More evidence the economy is well-on-the-road to recovery was visible this week as consumers opened their pocketbooks to purchase more food, clothing, AND shelter.
Retails sales -- which accounts for 70 percent of economic activity -- was up 5 tenths of one percent in January, well above market predictions. When automobile sales are taken out of the mix, the number was a slightly higher.
The overall economy grew by 5.7 percent during the past calendar year -- its best showing in more than half a decade.
Despite the positive growth, the trade deficit with China is the second highest on record at over $225 billion.
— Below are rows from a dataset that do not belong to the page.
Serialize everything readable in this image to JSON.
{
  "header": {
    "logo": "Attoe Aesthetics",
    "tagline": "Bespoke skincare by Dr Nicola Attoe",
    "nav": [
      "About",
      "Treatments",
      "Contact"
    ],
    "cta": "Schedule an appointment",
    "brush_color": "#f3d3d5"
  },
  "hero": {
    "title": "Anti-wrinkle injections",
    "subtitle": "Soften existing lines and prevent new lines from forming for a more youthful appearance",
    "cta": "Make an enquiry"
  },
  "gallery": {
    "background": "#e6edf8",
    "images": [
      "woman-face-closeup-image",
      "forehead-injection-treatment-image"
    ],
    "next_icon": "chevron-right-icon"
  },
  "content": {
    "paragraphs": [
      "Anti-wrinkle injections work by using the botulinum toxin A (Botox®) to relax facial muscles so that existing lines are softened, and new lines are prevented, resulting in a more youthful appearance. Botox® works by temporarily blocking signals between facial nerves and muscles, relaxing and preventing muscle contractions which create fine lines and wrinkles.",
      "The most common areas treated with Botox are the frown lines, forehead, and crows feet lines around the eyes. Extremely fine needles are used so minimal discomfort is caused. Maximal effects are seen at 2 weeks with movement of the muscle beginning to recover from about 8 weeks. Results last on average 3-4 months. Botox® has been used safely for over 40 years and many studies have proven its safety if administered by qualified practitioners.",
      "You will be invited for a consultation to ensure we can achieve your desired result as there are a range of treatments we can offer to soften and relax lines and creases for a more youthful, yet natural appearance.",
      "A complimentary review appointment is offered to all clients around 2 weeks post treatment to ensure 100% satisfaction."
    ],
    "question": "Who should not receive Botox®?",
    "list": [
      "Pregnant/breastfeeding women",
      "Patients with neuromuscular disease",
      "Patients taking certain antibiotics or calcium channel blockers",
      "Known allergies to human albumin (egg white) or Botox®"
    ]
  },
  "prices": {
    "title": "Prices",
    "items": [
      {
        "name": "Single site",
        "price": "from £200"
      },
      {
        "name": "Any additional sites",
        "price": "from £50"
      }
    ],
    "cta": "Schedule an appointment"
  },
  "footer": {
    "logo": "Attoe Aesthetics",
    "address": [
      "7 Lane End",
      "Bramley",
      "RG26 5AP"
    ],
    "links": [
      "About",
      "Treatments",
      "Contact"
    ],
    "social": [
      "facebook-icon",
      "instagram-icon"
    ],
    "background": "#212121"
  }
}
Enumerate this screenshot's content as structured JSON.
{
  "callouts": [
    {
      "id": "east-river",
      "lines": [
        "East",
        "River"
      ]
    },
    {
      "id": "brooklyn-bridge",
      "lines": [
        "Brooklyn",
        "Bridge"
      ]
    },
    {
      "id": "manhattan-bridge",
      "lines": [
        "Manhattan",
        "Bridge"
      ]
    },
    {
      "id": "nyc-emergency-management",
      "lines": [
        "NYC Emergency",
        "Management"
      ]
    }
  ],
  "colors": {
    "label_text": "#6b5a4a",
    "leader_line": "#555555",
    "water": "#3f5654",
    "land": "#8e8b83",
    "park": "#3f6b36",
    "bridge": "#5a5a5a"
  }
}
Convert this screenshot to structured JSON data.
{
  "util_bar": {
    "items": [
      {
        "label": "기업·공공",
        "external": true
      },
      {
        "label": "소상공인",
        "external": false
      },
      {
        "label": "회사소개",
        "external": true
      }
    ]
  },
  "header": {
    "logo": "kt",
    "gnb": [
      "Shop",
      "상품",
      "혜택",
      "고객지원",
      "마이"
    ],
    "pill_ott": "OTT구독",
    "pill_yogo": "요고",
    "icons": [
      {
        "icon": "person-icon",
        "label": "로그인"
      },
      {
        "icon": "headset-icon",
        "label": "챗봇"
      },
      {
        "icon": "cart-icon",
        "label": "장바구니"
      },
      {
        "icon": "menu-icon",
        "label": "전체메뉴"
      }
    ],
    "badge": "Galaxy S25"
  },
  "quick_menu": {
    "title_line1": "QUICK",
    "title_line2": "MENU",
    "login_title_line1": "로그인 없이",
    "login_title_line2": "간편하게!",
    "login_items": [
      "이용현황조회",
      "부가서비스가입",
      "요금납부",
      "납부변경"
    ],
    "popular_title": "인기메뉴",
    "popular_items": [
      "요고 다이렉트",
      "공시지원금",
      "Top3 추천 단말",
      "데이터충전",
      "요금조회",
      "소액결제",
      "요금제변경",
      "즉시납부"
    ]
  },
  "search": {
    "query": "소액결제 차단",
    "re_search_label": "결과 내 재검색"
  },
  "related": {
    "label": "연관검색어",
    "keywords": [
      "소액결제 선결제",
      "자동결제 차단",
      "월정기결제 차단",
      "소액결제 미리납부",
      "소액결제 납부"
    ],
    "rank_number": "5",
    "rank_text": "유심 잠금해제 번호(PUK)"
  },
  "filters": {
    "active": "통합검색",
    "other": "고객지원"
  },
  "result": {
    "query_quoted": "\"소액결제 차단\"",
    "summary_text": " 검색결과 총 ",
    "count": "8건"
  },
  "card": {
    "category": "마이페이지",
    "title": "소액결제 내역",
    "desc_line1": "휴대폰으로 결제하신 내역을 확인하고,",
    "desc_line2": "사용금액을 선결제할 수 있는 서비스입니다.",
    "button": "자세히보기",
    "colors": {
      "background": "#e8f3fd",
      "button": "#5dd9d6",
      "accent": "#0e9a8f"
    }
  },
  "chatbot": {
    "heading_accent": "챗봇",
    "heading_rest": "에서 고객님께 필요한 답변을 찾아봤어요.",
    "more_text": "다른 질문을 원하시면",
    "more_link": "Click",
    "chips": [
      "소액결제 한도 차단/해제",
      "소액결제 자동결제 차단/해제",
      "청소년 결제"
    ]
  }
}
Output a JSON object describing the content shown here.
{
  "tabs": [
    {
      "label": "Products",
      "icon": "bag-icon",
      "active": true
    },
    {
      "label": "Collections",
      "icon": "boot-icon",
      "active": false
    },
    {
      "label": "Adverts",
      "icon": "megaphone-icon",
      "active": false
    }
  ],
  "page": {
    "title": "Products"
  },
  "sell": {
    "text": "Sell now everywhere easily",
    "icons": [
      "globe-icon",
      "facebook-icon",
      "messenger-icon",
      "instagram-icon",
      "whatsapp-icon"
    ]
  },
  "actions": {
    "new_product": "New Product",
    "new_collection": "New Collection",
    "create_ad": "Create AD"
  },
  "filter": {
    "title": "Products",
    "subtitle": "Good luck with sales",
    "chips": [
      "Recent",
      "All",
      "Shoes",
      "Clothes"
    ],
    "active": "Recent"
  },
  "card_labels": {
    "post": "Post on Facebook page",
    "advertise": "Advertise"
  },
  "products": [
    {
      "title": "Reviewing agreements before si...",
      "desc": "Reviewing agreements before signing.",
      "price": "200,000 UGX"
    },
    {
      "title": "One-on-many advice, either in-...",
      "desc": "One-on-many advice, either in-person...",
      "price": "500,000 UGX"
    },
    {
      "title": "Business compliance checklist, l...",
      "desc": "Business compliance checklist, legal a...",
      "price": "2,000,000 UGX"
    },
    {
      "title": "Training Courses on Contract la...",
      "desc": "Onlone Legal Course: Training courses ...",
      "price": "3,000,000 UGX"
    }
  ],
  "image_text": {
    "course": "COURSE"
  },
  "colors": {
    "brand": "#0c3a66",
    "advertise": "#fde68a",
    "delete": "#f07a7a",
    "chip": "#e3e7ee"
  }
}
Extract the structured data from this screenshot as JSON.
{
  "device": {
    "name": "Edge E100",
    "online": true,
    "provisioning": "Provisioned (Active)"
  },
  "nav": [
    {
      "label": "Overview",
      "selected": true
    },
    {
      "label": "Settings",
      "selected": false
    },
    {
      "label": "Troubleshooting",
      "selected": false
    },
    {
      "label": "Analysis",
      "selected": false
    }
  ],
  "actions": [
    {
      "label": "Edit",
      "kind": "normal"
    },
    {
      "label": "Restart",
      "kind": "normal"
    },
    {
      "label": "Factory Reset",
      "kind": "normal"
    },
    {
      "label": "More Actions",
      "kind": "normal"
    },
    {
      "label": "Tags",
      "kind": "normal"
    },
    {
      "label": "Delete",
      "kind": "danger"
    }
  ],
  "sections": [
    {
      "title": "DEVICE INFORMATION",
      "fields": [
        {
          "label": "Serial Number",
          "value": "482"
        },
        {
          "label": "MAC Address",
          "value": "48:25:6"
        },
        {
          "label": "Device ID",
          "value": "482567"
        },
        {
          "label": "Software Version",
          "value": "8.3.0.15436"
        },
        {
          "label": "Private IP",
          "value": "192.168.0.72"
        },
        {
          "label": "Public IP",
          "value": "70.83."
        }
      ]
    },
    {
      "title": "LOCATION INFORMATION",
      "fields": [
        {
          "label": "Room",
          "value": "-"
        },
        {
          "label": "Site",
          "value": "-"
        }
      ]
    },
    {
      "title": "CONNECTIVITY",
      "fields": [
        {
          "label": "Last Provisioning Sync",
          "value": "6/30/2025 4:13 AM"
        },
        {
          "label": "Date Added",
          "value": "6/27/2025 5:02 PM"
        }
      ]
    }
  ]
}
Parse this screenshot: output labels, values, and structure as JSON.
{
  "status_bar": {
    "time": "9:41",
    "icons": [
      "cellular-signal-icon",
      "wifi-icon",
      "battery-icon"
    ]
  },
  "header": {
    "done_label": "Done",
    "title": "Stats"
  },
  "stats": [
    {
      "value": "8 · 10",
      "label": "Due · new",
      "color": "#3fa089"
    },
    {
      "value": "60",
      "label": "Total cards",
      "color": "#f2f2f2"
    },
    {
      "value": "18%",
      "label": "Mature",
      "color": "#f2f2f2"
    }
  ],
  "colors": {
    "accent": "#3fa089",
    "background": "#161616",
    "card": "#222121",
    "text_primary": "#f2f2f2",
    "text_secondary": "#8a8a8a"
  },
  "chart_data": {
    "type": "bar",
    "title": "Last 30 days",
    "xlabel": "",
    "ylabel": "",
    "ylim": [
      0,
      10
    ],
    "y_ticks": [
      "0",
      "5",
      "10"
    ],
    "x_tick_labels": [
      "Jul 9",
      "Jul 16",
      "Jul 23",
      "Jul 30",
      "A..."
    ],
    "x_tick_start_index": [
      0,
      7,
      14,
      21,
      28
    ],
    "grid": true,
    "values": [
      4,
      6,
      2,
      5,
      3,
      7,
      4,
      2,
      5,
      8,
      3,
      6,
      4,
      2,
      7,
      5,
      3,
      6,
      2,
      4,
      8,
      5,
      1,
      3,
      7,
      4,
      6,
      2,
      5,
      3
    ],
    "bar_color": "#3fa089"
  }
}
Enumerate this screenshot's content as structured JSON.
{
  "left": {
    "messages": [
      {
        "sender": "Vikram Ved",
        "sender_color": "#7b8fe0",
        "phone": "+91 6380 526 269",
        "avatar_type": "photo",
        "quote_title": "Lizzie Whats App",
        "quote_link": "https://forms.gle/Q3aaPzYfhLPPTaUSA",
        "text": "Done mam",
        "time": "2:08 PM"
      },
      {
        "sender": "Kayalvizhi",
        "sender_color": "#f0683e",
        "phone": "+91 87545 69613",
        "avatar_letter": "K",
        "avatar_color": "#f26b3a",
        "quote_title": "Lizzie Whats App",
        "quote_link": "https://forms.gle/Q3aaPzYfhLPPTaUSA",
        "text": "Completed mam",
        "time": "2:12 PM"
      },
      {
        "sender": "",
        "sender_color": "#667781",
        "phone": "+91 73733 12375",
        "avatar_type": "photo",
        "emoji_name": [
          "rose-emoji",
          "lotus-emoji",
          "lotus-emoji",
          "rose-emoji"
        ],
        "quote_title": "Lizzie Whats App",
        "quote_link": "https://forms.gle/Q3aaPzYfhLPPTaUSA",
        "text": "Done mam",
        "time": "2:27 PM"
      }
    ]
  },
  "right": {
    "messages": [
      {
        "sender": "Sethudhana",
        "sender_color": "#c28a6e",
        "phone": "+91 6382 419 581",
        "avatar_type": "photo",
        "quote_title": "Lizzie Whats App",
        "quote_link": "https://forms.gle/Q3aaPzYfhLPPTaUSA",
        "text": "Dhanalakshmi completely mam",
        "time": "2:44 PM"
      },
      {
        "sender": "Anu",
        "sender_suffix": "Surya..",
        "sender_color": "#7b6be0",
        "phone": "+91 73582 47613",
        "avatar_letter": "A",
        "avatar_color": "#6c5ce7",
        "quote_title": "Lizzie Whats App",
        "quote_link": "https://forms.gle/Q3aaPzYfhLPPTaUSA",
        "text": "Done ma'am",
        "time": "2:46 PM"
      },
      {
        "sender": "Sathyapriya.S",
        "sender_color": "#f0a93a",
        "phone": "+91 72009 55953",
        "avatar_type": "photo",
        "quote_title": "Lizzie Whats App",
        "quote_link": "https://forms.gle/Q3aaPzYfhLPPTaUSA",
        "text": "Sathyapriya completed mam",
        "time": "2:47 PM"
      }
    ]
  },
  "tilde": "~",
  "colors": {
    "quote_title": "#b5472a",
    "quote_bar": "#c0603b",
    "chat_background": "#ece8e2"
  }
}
The economic downturn has made a dent in the overall trade deficit of nearly $400 billion---the lowest in eight years.
Home sales also showed signs of improvement jumping a seasonally adjusted annual rate of nearly 14 percent.
And the Dow Jones Industrial Average closed a volatile week at just over 10,000. This after the European Union bank helped to steady the Greek economy and China worked to cool its credit boom.
Economic recovery also can be seen among America's farmers where USDA economists are predicting net farm income will be up after last year's downturn.
After declining more than 20 percent last year, farm sector earnings are forecast to rise in 2010 according to a report released by the U.S. Department of Agriculture this week.
USDA estimates net farm income to be $63 billion this year, up $6.7 billion from 2009. 2010 net farm income is forecast to be $25 billion below its all-time record in 2004. However, it represents a rebound from 2009, a year in which demand for agricultural products fell worldwide due to the global recession.
In addition, USDA expects net cash income to hit $76.3 billion, a rise of nearly 8 percent. This would be $3.5 billion above the previous 10-year average.
Following two record years of increases in expenses, 2009 saw a $9.3 billion decline. And as 2010 begins, USDA forecasts little change. The global recession has put downward pressure on markets for farm inputs as well as commodities. Producers have seen costs for fertilizer and feed, in particular, drop since last year.